**Work task:**
Would you print all of the entries word for word?

Interface dataset entries:
'''

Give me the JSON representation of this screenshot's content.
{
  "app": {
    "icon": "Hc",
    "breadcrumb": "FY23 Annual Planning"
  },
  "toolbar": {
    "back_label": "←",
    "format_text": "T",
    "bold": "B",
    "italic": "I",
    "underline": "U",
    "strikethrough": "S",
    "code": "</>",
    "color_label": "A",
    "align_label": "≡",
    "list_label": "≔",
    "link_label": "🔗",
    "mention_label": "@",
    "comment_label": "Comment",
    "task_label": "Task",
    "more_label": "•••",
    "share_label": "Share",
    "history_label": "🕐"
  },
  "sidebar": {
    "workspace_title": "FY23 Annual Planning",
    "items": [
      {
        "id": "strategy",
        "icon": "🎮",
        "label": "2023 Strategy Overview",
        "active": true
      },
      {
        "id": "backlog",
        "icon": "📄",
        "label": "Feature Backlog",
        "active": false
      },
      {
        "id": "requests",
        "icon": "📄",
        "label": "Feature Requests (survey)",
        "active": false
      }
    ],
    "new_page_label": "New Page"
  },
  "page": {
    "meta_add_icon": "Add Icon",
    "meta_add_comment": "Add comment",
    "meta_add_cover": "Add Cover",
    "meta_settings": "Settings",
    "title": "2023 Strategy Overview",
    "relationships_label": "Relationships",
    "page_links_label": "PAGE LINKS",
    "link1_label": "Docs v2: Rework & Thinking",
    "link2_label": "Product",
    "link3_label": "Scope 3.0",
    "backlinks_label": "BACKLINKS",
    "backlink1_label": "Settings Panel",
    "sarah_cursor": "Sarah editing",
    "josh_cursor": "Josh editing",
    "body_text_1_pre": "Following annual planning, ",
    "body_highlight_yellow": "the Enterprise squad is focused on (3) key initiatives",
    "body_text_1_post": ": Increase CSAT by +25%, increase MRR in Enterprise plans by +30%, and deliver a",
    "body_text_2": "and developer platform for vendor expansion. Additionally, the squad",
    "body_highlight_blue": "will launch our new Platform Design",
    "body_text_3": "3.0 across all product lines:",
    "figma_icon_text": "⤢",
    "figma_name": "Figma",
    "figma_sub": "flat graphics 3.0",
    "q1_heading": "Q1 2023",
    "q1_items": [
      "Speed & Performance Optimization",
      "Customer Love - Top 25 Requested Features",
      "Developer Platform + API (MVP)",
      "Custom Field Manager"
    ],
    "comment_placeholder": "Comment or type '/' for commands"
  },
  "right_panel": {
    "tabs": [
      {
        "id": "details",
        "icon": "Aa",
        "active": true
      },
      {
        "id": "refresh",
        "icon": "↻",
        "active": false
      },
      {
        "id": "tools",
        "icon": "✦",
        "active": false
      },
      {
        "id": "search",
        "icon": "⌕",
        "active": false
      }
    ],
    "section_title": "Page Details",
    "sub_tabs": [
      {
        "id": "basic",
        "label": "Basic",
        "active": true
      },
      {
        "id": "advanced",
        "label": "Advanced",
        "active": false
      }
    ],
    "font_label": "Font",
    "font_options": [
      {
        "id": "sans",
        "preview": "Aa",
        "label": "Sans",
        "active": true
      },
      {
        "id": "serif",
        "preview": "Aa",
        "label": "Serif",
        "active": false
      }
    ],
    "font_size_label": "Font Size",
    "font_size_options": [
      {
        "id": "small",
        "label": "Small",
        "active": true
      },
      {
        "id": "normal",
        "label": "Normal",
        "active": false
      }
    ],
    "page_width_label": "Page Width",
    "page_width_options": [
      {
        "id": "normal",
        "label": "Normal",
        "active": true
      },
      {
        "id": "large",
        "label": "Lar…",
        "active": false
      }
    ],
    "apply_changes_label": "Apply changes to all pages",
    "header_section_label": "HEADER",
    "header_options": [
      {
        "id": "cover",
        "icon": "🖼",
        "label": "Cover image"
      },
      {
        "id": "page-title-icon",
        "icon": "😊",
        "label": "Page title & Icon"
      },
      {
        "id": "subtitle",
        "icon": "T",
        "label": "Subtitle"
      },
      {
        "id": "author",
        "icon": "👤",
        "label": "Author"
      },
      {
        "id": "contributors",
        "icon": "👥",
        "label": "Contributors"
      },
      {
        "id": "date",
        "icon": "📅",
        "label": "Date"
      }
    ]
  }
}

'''

**Answer:**
Give me the JSON representation of this screenshot's content.
{
  "app": {
    "icon": "Hc",
    "breadcrumb": "FY23 Annual Planning"
  },
  "toolbar": {
    "back_label": "←",
    "format_text": "T",
    "bold": "B",
    "italic": "I",
    "underline": "U",
    "strikethrough": "S",
    "code": "</>",
    "color_label": "A",
    "align_label": "≡",
    "list_label": "≔",
    "link_label": "🔗",
    "mention_label": "@",
    "comment_label": "Comment",
    "task_label": "Task",
    "more_label": "•••",
    "share_label": "Share",
    "history_label": "🕐"
  },
  "sidebar": {
    "workspace_title": "FY23 Annual Planning",
    "items": [
      {
        "id": "strategy",
        "icon": "🎮",
        "label": "2023 Strategy Overview",
        "active": true
      },
      {
        "id": "backlog",
        "icon": "📄",
        "label": "Feature Backlog",
        "active": false
      },
      {
        "id": "requests",
        "icon": "📄",
        "label": "Feature Requests (survey)",
        "active": false
      }
    ],
    "new_page_label": "New Page"
  },
  "page": {
    "meta_add_icon": "Add Icon",
    "meta_add_comment": "Add comment",
    "meta_add_cover": "Add Cover",
    "meta_settings": "Settings",
    "title": "2023 Strategy Overview",
    "relationships_label": "Relationships",
    "page_links_label": "PAGE LINKS",
    "link1_label": "Docs v2: Rework & Thinking",
    "link2_label": "Product",
    "link3_label": "Scope 3.0",
    "backlinks_label": "BACKLINKS",
    "backlink1_label": "Settings Panel",
    "sarah_cursor": "Sarah editing",
    "josh_cursor": "Josh editing",
    "body_text_1_pre": "Following annual planning, ",
    "body_highlight_yellow": "the Enterprise squad is focused on (3) key initiatives",
    "body_text_1_post": ": Increase CSAT by +25%, increase MRR in Enterprise plans by +30%, and deliver a",
    "body_text_2": "and developer platform for vendor expansion. Additionally, the squad",
    "body_highlight_blue": "will launch our new Platform Design",
    "body_text_3": "3.0 across all product lines:",
    "figma_icon_text": "⤢",
    "figma_name": "Figma",
    "figma_sub": "flat graphics 3.0",
    "q1_heading": "Q1 2023",
    "q1_items": [
      "Speed & Performance Optimization",
      "Customer Love - Top 25 Requested Features",
      "Developer Platform + API (MVP)",
      "Custom Field Manager"
    ],
    "comment_placeholder": "Comment or type '/' for commands"
  },
  "right_panel": {
    "tabs": [
      {
        "id": "details",
        "icon": "Aa",
        "active": true
      },
      {
        "id": "refresh",
        "icon": "↻",
        "active": false
      },
      {
        "id": "tools",
        "icon": "✦",
        "active": false
      },
      {
        "id": "search",
        "icon": "⌕",
        "active": false
      }
    ],
    "section_title": "Page Details",
    "sub_tabs": [
      {
        "id": "basic",
        "label": "Basic",
        "active": true
      },
      {
        "id": "advanced",
        "label": "Advanced",
        "active": false
      }
    ],
    "font_label": "Font",
    "font_options": [
      {
        "id": "sans",
        "preview": "Aa",
        "label": "Sans",
        "active": true
      },
      {
        "id": "serif",
        "preview": "Aa",
        "label": "Serif",
        "active": false
      }
    ],
    "font_size_label": "Font Size",
    "font_size_options": [
      {
        "id": "small",
        "label": "Small",
        "active": true
      },
      {
        "id": "normal",
        "label": "Normal",
        "active": false
      }
    ],
    "page_width_label": "Page Width",
    "page_width_options": [
      {
        "id": "normal",
        "label": "Normal",
        "active": true
      },
      {
        "id": "large",
        "label": "Lar…",
        "active": false
      }
    ],
    "apply_changes_label": "Apply changes to all pages",
    "header_section_label": "HEADER",
    "header_options": [
      {
        "id": "cover",
        "icon": "🖼",
        "label": "Cover image"
      },
      {
        "id": "page-title-icon",
        "icon": "😊",
        "label": "Page title & Icon"
      },
      {
        "id": "subtitle",
        "icon": "T",
        "label": "Subtitle"
      },
      {
        "id": "author",
        "icon": "👤",
        "label": "Author"
      },
      {
        "id": "contributors",
        "icon": "👥",
        "label": "Contributors"
      },
      {
        "id": "date",
        "icon": "📅",
        "label": "Date"
      }
    ]
  }
}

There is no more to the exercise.